Press Advisories

28. 1. 2009 14:31

EU-Afghanistan Troika: Commissioner Ferrero-Waldner to confirm long term commitment

Afghanistan's problems cannot be solved without stronger governance and respect for the rule of law.

Benita Ferrero-Waldner Commissioner for External Relations and European Neighbourhood Policy will attend the EU-Afghanistan Ministerial Troika meeting on 28th January in Prague. Afghanistan is represented by Foreign Minister Rangin Dadfar Spanta. The meeting will touch upon the implementation of Afghanistan’s democracy agenda, the preparation of Afghanistan’s presidential and parliamentary elections foreseen in 2009 as well as the EU's contribution to improving rule of law and regional developments including Afghan-Pakistan relations. Commissioner Ferrero-Waldner will confirm the EU's commitment to Afghanistan with the €500 million assistance package for 2008-2010 which focuses on three key priority areas: reform of the justice sector; rural development including alternatives to poppy production; and health.

Prior to the meeting, Commissioner Ferrero-Waldner said: "Undeniable gains have already been brought to the Afghan population through social, economic, and infrastructure development cooperation with the international community. However a lot remains to be done to further improve the living standard for most Afghans. It is important not to loose sight of our shared goal, whilst ensuring sustainability of reconstruction with strong Afghan ownership. Afghanistan's problems cannot be solved without stronger governance and respect for the rule of law. So it comes as no surprise that the promotion of the rule of law will remain one of our key priorities for the years to come. We will continue to stand shoulder to shoulder with the Afghan government over the years to come."

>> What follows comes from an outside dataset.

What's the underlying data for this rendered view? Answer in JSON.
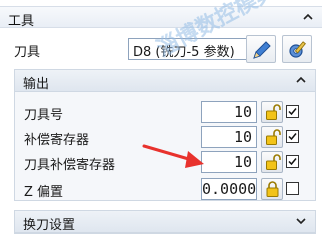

The EU is keeping its promises to Afghanistan. The €1 billion pledge made in 2002 after the fall of the Taliban, and the 2008 - 2010 €500 million package demonstrate the Commission's continuing commitment to help Afghanistan build a more secure and prosperous future. The Commission remains one of the main donors in Afghanistan and one of the very few that provide a multi-year commitment focussing its programmes on rural development, health as well as justice reform. Furthermore, the funding for LOTFA (Law and Order Trust Fund Afghanistan, police salaries and training) and ARTF (Afghanistan Reconstruction Trust Fund, governance notably in the provinces) continue.

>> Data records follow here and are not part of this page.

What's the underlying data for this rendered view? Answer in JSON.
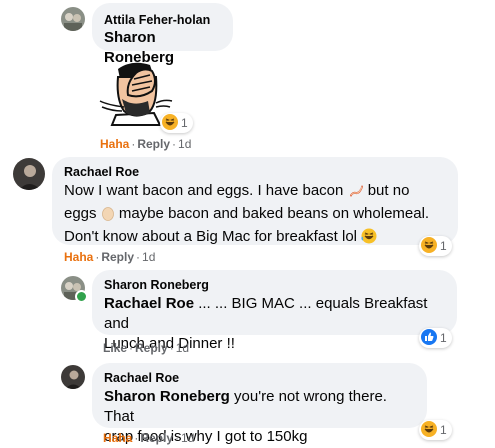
{
  "comments": [
    {
      "author": "Attila Feher-holan",
      "text": "Sharon Roneberg",
      "attachment": "bob-facepalm-gif",
      "reaction": {
        "type": "haha",
        "count": "1"
      },
      "actions": {
        "first": "Haha",
        "reply": "Reply",
        "time": "1d"
      }
    },
    {
      "author": "Rachael Roe",
      "line1": "Now I want bacon and eggs. I have bacon",
      "line1_after": "but no",
      "line2_before": "eggs",
      "line2_after": "maybe bacon and baked beans on wholemeal.",
      "line3": "Don't know about a Big Mac for breakfast lol",
      "emojis": [
        "bacon-emoji",
        "egg-emoji",
        "laughing-emoji"
      ],
      "reaction": {
        "type": "haha",
        "count": "1"
      },
      "actions": {
        "first": "Haha",
        "reply": "Reply",
        "time": "1d"
      }
    },
    {
      "author": "Sharon Roneberg",
      "mention": "Rachael Roe",
      "text": " ... ... BIG MAC ... equals Breakfast and",
      "text2": "Lunch and Dinner !!",
      "reaction": {
        "type": "like",
        "count": "1"
      },
      "actions": {
        "first": "Like",
        "reply": "Reply",
        "time": "1d"
      }
    },
    {
      "author": "Rachael Roe",
      "mention": "Sharon Roneberg",
      "text": " you're not wrong there. That",
      "text2": "crap food is why I got to 150kg",
      "reaction": {
        "type": "haha",
        "count": "1"
      },
      "actions": {
        "first": "Haha",
        "reply": "Reply",
        "time": "1d"
      }
    }
  ],
  "colors": {
    "bubble": "#f0f2f5",
    "action_gray": "#65676b",
    "haha_orange": "#e9710f",
    "like_blue": "#1877f2",
    "online_green": "#31a24c"
  }
}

The Afghan National Development Strategy and the Afghanistan Compact provide the framework for co-operation between the Afghan government and the international community. The Afghanistan Compact covers a five-year period (to end-2010) and sets out mutual commitments, detailed benchmarks and timelines across four crucial areas: (1) security; (2) governance, rule of law and human rights; (3) economic and social development; and (4) counter-narcotics. It emphasizes increased Afghan ‘ownership’ and ‘leadership’ and includes provisions on increasing the effectiveness of international assistance.

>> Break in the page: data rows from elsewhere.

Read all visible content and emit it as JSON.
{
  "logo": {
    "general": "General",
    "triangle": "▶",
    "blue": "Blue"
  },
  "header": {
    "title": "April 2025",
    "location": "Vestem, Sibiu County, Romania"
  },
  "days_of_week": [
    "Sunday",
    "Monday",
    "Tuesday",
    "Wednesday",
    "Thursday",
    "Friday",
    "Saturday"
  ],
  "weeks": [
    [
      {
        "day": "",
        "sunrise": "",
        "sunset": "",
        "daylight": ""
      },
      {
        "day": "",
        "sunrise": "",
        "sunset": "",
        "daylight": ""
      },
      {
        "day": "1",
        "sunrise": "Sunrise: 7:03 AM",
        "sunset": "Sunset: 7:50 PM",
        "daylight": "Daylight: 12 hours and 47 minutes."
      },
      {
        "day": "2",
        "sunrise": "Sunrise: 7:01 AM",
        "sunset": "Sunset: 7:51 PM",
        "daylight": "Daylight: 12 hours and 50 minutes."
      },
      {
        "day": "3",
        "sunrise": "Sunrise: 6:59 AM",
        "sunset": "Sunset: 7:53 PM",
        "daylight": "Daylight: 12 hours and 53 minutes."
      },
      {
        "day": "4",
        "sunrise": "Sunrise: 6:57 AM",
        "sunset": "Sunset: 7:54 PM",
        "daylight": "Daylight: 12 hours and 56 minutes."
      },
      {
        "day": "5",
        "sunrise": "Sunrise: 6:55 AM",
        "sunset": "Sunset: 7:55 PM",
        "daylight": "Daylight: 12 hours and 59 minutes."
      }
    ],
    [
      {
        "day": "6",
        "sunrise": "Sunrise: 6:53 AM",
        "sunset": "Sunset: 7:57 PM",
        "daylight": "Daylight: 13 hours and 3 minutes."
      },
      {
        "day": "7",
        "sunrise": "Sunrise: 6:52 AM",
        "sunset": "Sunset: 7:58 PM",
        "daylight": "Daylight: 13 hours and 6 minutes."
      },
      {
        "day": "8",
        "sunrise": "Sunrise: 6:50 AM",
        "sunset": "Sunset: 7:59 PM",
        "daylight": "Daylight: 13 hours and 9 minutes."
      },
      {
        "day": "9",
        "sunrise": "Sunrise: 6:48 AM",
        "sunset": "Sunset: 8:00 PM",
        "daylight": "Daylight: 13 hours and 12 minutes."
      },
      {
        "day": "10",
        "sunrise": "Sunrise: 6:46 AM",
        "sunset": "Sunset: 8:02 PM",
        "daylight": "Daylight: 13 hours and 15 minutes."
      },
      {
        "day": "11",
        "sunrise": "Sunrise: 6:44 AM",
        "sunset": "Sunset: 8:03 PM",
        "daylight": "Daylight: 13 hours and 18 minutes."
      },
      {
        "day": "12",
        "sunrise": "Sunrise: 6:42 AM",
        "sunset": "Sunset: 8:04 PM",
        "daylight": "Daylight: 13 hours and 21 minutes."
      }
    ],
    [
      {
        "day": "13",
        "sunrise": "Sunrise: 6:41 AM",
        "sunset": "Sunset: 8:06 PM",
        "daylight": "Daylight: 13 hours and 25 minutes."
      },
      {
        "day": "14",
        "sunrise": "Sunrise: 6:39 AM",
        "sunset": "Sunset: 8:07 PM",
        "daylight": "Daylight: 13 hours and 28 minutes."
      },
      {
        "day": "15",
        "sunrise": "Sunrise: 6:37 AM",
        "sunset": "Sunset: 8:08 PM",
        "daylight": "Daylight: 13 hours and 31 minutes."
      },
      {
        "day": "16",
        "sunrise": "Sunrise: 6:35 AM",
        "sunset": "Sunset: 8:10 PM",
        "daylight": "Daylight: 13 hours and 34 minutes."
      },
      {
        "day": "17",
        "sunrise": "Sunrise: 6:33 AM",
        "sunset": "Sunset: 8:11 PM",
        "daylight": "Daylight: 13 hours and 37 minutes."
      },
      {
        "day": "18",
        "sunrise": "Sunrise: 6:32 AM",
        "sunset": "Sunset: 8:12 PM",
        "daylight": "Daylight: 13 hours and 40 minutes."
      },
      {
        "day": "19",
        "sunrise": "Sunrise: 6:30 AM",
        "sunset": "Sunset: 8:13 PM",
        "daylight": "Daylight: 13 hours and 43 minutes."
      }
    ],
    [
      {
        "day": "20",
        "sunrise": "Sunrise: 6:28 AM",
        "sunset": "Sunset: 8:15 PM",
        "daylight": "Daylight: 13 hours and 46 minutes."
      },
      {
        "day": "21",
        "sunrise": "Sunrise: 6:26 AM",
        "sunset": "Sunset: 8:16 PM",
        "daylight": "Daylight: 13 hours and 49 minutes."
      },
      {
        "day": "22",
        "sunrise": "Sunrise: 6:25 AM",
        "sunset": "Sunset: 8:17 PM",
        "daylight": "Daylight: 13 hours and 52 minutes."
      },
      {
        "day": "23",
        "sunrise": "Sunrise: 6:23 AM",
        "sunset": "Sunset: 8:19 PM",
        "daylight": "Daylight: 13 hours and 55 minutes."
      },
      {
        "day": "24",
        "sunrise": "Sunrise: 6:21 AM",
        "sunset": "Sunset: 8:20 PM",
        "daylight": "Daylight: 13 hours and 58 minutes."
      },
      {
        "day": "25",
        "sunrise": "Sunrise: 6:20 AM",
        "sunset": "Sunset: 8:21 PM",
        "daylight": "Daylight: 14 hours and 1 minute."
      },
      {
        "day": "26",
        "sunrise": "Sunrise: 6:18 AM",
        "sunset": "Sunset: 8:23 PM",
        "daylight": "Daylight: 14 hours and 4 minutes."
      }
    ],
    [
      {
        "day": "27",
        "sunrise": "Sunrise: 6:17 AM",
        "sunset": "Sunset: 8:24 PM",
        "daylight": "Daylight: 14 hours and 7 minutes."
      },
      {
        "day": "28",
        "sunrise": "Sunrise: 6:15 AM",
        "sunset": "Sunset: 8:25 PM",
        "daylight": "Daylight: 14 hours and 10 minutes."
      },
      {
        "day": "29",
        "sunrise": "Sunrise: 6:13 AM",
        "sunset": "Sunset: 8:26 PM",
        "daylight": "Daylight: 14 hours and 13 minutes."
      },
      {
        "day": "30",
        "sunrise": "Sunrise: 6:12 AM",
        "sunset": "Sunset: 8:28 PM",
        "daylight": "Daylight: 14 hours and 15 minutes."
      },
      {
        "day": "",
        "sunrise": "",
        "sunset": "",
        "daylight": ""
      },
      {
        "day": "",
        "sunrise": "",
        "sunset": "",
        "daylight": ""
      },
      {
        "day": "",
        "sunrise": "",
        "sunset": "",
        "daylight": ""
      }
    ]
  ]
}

Rule of Law

As the largest donor to the LOTFA (€200 million since 2002), the Commission continues to be a major contributor to salaries and training needs of the Afghan police.

The Commission has launched a programme supporting the justice sector to improve qualification, recruitment, and career structure for judges and prosecutors and to introduce an ethics code.

These activities complement the ESDP mission on policing deployed by Member States in 2007.

In addition the Commission supports capacity building in local and regional administration, aiming at increasing the focus on rule of law in the provinces.

Furthermore, nearly €50 million of EC aid were invested in the development of major border crossing posts at the border with Pakistan, Uzbekistan and Tajikistan. These facilities have significantly improved customs and border management and are already generating increased revenue from custom duties to the Afghan budget.

Rural Development

The Commission supports rural development programmes in north eastern and eastern Afghanistan, to reduce poppy dependence through alternative livelihoods. Despite an overall increase in opium cultivation since 2007, there are encouraging signs of sustained reduction in the Northeast where the Commission has been active.


As one of the three key donors to the health sector (with the World Bank and the US) Commission programmes continue to focus on provision of primary health services and secondary health care. The aim is to lift the coverage of basic health services from around 80% at present to near 100% by the end of 2010 through training of medical staff and rebuilding of health clinics.

Social Protection

The EC plays a leading role in supporting action for children at risk (street children, exploitative child labour, child trafficking, children victims of war etc.). A €24 million aid package has recently been approved by the Commission to sustain efforts and achievements in social protection of highly vulnerable groups and persons.

print article   email   facebook   twitter

Photo Gallery